This volume is a brand new look at the battle, and explains clearly and concisely exactly how it was that Hannibal achieved his historic victory.

Author Notes

Adrian Goldsworthy has a doctorate from Oxford University. His first book, THE ROMAN ARMY AT WAR was recognised by John Keegan, the general Editor of The History of Warfare series, as an exceptionally impressive work, original in treatment and impressive in style. His other books include THE PUNIC WARS, and the volume on Roman Warfare in John Keegan's Cassell History of Warfare series.

Reviews 1

Choice Review

Goldsworthy's contribution to "Cassell's Fields of Battle" series constitutes an excellent addition to scholarship on the Second Punic War and complements his own The Punic Wars (CH, May'00) and Gregory Daly's Cannae (2002). After a brief discussion of Roman and Carthaginian armies, their commanders, and events leading up to the battle, Goldsworthy devotes most of the book to the battle itself. He calls on ancient literary sources (mainly Livy and Polybius) and topographical surveys and explains the tactics employed by each side. Drawing on additional comparative archaeological material and employing an approach similar to that of John Keegan (The Face of Battle, CH, Mar'77), the author gives the battle narration a sense of urgency as he describes, with reasoned imagination, what the individual Roman soldier probably experienced. Goldsworthy argues against received opinion, ancient and modern, by asserting that Roman commanders were not at odds with each other, nor was Roman defeat preordained; the Carthaginian army was better trained, more experienced, and better led. Lavishly illustrated, engagingly written, and supplied with footnotes, two appendixes, glossary, and index, the book will appeal to readers at all levels. R. I. Curtis University of Georgia

Table of Contents

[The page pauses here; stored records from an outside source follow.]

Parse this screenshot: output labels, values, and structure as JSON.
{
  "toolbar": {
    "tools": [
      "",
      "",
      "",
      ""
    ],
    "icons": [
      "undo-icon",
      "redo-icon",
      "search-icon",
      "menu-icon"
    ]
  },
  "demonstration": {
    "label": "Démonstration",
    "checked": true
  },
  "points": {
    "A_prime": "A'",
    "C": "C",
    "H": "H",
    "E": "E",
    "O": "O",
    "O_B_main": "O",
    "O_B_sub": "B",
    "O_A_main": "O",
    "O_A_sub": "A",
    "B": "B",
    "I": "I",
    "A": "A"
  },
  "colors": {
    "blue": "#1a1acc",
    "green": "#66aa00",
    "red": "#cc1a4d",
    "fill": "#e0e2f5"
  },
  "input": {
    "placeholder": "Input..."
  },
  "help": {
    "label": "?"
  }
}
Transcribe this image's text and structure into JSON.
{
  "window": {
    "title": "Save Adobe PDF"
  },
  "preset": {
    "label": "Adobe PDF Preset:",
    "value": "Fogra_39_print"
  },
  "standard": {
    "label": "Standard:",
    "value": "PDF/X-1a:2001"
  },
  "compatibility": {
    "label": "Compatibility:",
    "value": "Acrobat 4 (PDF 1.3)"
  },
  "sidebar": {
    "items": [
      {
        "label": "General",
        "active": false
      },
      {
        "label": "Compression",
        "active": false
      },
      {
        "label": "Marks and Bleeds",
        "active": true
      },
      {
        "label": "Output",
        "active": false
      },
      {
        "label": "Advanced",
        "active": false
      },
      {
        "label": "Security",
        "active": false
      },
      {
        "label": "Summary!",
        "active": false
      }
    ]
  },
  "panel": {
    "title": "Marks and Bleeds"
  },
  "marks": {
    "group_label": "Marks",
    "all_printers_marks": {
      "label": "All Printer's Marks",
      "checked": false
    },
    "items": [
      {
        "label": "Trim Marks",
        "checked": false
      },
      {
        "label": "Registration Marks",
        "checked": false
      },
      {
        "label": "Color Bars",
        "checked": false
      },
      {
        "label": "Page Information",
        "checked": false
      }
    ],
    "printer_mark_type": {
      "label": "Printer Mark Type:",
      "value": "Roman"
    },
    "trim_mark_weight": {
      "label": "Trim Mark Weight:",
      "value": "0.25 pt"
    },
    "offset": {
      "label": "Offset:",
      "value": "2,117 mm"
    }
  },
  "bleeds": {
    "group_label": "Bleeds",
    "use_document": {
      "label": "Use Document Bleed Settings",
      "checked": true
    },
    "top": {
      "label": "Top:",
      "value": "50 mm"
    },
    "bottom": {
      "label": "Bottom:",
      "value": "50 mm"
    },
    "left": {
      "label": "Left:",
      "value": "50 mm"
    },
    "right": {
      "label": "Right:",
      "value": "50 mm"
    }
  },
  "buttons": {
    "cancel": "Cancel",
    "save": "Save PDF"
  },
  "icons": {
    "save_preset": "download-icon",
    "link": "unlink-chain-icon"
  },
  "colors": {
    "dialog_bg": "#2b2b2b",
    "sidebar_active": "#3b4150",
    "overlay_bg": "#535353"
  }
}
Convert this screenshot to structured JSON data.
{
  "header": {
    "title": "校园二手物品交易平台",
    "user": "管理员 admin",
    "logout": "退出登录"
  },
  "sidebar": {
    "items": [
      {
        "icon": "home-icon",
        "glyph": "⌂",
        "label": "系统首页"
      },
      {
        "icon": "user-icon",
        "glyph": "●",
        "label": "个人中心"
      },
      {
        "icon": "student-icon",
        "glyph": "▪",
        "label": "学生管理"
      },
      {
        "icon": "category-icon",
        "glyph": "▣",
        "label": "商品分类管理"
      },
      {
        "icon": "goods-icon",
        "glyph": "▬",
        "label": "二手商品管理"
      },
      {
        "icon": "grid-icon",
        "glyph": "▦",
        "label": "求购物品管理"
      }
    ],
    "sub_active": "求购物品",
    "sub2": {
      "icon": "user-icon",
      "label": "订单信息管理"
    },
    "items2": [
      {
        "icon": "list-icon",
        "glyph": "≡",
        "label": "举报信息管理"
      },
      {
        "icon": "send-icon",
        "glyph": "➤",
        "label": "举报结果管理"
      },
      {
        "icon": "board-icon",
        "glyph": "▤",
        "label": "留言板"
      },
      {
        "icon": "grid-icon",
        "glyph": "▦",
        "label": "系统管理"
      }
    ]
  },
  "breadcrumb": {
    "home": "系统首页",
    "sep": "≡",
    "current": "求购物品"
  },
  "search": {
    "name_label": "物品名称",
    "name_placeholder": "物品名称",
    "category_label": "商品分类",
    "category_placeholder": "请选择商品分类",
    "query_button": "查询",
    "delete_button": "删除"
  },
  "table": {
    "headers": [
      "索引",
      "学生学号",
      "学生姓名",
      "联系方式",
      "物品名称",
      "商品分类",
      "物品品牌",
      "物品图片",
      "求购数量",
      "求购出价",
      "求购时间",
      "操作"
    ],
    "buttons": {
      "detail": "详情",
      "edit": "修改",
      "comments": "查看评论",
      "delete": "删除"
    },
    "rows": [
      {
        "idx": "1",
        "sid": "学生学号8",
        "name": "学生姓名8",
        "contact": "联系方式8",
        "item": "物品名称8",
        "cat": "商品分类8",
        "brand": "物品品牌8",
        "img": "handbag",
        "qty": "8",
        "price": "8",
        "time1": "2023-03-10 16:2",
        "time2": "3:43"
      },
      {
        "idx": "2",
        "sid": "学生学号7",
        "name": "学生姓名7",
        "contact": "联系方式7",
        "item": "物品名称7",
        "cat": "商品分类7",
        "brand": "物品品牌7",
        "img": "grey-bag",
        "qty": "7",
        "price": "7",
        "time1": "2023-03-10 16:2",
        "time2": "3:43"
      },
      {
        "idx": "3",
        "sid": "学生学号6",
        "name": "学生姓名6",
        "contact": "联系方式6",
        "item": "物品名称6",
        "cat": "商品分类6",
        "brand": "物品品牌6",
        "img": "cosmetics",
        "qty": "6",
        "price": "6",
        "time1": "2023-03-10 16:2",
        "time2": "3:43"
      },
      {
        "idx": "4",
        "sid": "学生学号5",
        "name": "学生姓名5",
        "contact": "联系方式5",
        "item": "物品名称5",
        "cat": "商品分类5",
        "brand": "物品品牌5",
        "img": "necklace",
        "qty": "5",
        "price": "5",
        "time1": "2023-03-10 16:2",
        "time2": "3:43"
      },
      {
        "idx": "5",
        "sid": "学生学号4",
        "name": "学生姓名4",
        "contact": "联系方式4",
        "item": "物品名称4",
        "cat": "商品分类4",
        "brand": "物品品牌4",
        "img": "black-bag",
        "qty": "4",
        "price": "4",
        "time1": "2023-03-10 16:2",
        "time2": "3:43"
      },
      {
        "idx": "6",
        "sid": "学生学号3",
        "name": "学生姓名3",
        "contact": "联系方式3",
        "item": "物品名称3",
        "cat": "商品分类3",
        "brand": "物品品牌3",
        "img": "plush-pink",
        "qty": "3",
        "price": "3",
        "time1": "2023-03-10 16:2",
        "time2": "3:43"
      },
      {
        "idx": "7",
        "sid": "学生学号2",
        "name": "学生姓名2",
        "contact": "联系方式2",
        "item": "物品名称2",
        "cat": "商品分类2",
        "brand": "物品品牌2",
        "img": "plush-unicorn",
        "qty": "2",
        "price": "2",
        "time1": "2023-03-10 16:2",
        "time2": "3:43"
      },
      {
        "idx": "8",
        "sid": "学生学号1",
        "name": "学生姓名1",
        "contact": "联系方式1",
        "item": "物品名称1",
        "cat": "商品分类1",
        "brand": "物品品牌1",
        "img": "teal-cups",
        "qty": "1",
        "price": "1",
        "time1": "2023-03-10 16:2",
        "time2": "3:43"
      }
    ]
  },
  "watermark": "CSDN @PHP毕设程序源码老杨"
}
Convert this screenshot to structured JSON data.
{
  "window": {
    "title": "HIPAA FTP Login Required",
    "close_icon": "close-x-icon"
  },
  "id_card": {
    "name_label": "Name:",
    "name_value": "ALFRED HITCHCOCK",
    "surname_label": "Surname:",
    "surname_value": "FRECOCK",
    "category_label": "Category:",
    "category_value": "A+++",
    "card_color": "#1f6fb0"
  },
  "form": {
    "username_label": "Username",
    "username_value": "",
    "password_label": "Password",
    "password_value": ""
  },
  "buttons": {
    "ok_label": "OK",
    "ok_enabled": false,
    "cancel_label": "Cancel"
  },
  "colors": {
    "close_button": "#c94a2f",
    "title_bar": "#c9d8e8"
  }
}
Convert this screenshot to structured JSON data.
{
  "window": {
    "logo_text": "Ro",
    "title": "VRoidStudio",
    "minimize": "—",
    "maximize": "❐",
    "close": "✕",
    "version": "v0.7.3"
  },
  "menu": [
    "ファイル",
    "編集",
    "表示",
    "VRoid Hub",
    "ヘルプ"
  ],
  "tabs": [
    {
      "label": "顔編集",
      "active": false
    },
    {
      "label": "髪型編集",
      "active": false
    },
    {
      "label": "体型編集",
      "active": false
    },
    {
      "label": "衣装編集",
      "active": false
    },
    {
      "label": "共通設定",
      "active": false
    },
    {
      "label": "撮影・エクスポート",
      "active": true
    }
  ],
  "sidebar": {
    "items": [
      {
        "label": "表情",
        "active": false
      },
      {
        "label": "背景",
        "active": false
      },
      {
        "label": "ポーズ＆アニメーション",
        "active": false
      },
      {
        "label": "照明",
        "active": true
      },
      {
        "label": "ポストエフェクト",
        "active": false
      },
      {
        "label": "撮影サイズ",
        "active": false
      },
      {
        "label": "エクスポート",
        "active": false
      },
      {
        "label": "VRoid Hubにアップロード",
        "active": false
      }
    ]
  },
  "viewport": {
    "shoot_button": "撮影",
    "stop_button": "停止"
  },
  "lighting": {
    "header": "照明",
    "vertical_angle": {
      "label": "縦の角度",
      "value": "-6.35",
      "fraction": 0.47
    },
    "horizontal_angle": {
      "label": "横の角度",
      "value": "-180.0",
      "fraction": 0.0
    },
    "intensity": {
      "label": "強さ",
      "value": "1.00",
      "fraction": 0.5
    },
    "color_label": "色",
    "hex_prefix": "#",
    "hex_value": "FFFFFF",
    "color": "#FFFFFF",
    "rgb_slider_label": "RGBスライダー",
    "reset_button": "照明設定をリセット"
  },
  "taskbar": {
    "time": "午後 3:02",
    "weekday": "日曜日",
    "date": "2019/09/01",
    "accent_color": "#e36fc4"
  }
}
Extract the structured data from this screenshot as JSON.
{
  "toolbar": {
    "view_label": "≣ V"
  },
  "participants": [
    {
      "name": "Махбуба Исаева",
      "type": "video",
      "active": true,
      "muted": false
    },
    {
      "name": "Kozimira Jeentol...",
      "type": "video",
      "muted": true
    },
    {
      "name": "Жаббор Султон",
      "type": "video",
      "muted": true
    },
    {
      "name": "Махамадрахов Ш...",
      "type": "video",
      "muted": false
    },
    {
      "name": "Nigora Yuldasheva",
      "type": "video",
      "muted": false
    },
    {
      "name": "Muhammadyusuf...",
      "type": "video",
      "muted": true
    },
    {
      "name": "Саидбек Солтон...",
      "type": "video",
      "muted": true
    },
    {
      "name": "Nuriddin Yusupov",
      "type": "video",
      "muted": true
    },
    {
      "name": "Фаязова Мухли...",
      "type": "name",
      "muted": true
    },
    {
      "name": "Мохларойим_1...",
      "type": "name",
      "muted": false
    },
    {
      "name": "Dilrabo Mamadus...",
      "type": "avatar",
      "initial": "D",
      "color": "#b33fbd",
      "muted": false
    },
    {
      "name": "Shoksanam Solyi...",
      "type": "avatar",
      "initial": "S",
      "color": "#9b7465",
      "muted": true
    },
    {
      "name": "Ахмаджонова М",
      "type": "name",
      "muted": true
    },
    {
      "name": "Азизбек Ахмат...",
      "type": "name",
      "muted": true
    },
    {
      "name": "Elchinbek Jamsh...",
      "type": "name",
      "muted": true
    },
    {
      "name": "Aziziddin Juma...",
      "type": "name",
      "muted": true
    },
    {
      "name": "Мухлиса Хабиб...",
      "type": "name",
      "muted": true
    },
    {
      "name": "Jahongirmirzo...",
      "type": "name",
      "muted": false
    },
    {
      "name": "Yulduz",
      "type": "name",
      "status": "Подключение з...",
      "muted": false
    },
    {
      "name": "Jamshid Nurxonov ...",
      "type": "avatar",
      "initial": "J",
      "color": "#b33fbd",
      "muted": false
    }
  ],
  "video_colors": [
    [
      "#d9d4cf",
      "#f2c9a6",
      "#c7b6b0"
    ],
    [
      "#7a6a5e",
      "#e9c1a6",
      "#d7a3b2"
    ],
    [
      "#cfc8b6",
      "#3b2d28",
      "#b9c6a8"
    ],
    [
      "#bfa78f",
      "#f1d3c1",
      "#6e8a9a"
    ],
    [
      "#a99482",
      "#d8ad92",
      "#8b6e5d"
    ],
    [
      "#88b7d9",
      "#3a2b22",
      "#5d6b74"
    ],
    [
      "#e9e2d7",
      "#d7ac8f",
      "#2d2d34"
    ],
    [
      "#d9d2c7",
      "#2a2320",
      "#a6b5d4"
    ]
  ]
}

Richard Holmes
Acknowledgementsp. 7
Forewordp. 9
Introductionp. 13
1 Carthage, Rome and the Punic Warsp. 17
The Second Punic Warp. 22
Hannibal Barcap. 24
Invasion, 218-217 BCp. 28
'The Delayer', Summer to Autumn 217 BCp. 37
2 Rival Armiesp. 41
The Roman Military Systemp. 41
The Carthaginian Military System and Hannibal's Armyp. 50
3 The Campaign of 216 BCp. 59
The Leadersp. 60
The Ledp. 64
The Planp. 70
The Campaignp. 74
4 The Battle of Cannae, 2 August 216 BCp. 83
Locating the Battlefieldp. 86
Initial Deploymentp. 95
The Battle
Opening Movesp. 113
The Cavalry Clash on the Wingsp. 118
The Roman Centre Advancesp. 127
The Charge to Contactp. 132
Encirclementp. 143
Annihilationp. 150
5 The Aftermathp. 157
Mopping Upp. 157
How to Use a Victoryp. 160
The Long Struggle, 216-201 BCp. 168
Cannae in Historyp. 176
Notesp. 180
Appendix 1 Numbersp. 188
Appendix 2 Casualtiesp. 192
Glossaryp. 195